━━━━━ DATA TO USE ━━━━━
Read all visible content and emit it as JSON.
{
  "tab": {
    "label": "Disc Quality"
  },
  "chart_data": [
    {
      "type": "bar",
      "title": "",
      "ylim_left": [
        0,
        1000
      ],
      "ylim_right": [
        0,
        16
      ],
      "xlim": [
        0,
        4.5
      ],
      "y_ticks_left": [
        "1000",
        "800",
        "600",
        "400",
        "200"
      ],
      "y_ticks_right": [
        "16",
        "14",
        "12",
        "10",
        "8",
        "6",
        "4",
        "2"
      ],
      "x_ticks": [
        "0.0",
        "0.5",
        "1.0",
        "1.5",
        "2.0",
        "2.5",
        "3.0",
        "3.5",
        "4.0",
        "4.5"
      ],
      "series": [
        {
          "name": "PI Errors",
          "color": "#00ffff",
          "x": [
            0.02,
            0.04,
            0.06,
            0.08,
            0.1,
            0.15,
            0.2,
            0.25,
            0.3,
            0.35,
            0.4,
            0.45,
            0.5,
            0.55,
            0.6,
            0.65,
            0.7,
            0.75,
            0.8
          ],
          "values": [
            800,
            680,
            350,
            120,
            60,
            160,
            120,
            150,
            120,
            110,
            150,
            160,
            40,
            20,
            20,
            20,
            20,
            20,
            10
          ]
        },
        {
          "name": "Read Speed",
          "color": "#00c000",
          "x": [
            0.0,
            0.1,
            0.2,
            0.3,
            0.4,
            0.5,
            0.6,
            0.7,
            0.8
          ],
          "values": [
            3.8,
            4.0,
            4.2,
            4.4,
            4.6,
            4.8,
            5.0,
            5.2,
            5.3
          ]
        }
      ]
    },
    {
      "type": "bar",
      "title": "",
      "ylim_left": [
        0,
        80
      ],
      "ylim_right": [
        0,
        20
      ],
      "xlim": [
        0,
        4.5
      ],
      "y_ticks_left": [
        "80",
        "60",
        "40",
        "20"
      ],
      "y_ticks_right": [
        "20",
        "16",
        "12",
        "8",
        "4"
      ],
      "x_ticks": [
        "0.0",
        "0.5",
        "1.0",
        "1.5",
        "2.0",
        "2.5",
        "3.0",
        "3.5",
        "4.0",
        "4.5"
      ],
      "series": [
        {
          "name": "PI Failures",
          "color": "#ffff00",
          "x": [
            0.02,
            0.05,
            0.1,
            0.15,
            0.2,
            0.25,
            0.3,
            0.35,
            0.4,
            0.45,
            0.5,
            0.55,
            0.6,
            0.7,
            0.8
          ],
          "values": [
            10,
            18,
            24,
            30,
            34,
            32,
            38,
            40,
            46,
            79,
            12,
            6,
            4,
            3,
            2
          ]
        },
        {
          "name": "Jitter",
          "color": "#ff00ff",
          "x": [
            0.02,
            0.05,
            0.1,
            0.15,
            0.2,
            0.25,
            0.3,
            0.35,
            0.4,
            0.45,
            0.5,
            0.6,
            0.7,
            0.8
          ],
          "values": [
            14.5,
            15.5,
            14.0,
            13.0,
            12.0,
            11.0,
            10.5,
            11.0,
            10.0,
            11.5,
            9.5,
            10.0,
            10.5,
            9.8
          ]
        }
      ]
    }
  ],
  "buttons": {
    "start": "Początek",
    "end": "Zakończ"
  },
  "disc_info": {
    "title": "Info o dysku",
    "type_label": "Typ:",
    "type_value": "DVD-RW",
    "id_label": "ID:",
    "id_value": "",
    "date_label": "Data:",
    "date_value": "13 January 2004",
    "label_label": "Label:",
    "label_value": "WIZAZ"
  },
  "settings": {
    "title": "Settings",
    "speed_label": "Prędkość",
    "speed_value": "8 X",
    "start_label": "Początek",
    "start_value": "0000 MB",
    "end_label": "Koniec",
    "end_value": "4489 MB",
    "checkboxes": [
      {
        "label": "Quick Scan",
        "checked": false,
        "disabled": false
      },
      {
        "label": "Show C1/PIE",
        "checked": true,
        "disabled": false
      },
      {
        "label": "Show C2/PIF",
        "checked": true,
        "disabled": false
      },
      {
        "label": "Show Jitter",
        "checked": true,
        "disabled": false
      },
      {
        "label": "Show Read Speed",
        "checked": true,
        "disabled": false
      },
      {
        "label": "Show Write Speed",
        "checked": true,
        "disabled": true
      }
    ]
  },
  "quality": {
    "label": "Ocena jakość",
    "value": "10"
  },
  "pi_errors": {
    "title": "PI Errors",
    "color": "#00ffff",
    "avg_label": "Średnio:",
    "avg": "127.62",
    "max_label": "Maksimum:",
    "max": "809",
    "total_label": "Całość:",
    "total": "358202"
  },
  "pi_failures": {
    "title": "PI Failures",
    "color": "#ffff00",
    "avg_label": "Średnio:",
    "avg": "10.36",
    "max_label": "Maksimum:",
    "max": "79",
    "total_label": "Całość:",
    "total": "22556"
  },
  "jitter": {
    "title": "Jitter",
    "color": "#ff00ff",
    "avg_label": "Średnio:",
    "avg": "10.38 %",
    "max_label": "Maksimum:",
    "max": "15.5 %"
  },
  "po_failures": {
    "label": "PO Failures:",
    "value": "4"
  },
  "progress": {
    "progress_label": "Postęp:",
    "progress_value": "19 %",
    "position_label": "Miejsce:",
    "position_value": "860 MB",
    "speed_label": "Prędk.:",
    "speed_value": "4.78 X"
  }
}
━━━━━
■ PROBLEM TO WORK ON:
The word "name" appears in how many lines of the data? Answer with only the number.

■ ANSWER TO THE PROBLEM:
4